This is the first in a series of features on album artwork. My friend, Ben, suggested I use some of my time with Radio Free Raytown to explore the topic. Artwork has historically been the selling point for many albums, and I find it to be a constant source of excitement when discovering new albums. In fact, the stories about the packaging (and evolution thereof) are sometimes as interesting as the albums themselves.
For these discussions, I have chosen particular albums to be case studies on various phenomena in the marketing of albums. The first topic I will discuss is drawing attention to the hit single, and I will use The Dave Brubeck Quartet’s 1959 album, Time Out, as an example.
For the album, Brubeck experimented with uncommon time signatures, and the label chose to match it with “experimental” or modern art by Columbia Records employee, Neal Fujita, on the cover. As Brubeck continued the series, Columbia continued pairing the albums with modern artists (including Joan Miró, one of my favorites).
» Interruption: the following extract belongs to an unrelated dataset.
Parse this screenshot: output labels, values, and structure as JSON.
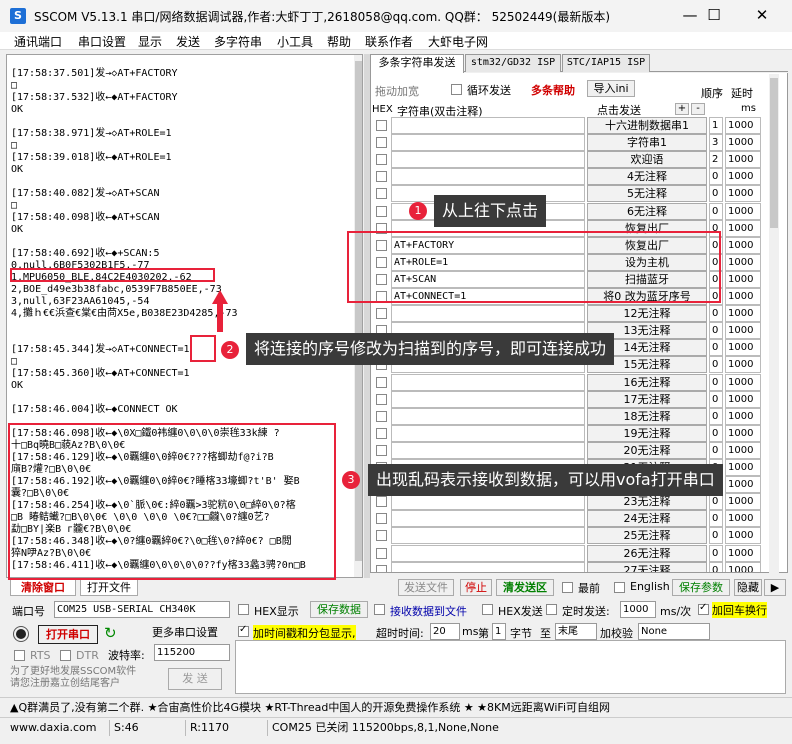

When saxophonist Paul Desmond’s composition, “Take Five,” became an unexpected hit, Columbia Records reissued the album, modifying the artwork to draw attention to the single. (Now, this was not an uncommon occurrence. Labels routinely changed artwork for artists, from Harry Belafonte to Elvis Presley, instead of just adding stickers to a package like they do now.) The scheme usually worked, and labels sold more of the reissues, making these originals more valuable.
I appreciate the original a little more because the painting was bigger without the extra text. The purist in me also cringes at attempts to commercialize art, as the art usually gets compromised. I hate it when labels add text or stickers to albums or CDs because it means that the audience can’t remember the songs it liked. (It’s like when companies use those as-seen-on-TV labels. Must you really advertise that? If I saw it on TV, wouldn’t I know it?) Then again, I know the occasional feeling of looking for a song I’ve heard but cant remember the artist’s name or song title.
Photographs by Denny Medley